Jon continuously asks why the green people don’t like the white ones, and even though he’s told that the green people are just imitating the behavior of white people from the past, he finds the treatment so absurd that he refuses to leave until he’s resolved the problem. He eventually does: After failing to convince the green people of the goodness of the white ones through rhetoric, Jon incites a race riot. As the green government threatens to hunt down white people and destroy their few neighborhoods in reaction, the US government uses its military power to force the green people into granting full equality to whites. After equality is established, several green people are shown regretting their former behavior.

In the end, the green people change their racist behavior rather quickly and don’t even seem to know why they were so hateful to begin with. It’s a happy and hopeful ending that relies on the assumption that appealing to reason can break the spell of bigotry. That makes it an unsatisfying conclusion, one Jackson may or may not have intended, because it’s an appeal to a shared polity that exists only superficially or in exceptional instances in a system built upon racial inequality.

A comic by Jay Jackson. (Courtesy of New York Review Books)

What is tragic about the comics of Jackson, Johnson, Floyd, and most of the other artists in It’s Life as I See It is captured by Johnson’s titular panel. Regardless of how funny the comics are, how persistently true they remain, or how ambitious they try to be, there still remains that solid white border that hems in the kinds of worlds they can imagine, as well as limiting the artistic and financial possibilities of Black artists in those times.

Among the publishers of Black comic artists in Chicago were the aforementioned Chicago Defender, founded by Robert Sengstacke Abbott in 1905 to serve the growing Black population on the South Side, and Johnson Publishing, which was launched in 1942 with Negro Digest, followed eventually by Ebony and Jet. These outlets didn’t match the reach of their white counterparts like the Chicago Tribune, nor could they provide a stable living for the artists, but they gave Black artists a space to depict themselves and to explore the reality of Black life, in Chicago and the larger world, in their own way.

The power of the white border is felt throughout the anthology, even if it is mostly gestured at or kept on the margins. The comics address and poke fun at the different levels of racial violence, from the degradations of a racist workplace to the real riots and lynchings that were used to terrorize Black people. The artists themselves were mostly blocked from mainstream publications, and even when they were allowed into those spaces, it was to do the remedial work of explaining who Black people are to a white audience, as if Black people were as alien as the green people.

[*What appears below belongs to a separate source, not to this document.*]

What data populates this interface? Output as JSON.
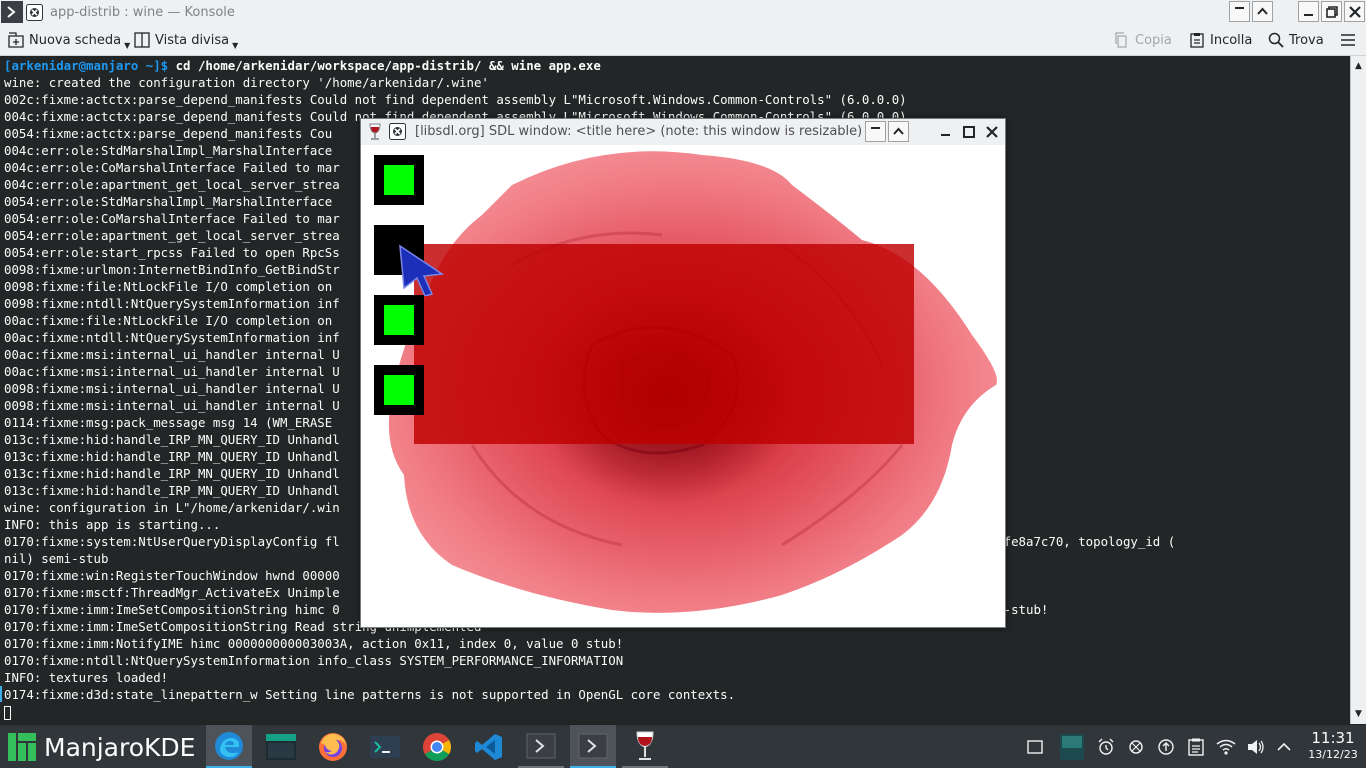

What the white border does is dominate. This domination is the critical element that the Mystic Commandos comic misses with its happy ending in which the green people suddenly become accepting of their white counterparts. Or maybe such an obvious and cruel reality can’t be openly stated, as it denies the very possibility of a happy ending. The border is the domination of a system of rank inequality, something that is not a question of feelings or reason. It not only frames the lives of those made marginal; it also invades their art and imagination, as they’re forced to constantly grapple with the struggle within it and mock its absurdity—because it is ridiculous, and laughing at the ridiculous is a way to get through to the next day.

Yet the existence of this anthology—regardless of the violence that surrounds so much of the work, and, in a way, because of that violence—is a gift. It is part of the history of Black creativity and struggle through art. It is a testament to the talent of Black artists and a statement that they have been working in creative ways to tell their stories and fight against the demeaning depictions of Black people in mainstream culture. This collection of almost-forgotten and sometimes short-lived comics is a powerful work, one that showcases resistance to domination and stands as a celebration of the ability of Black people, then and now, to find humor in that white border and, as a consequence, to gesture to its possible end.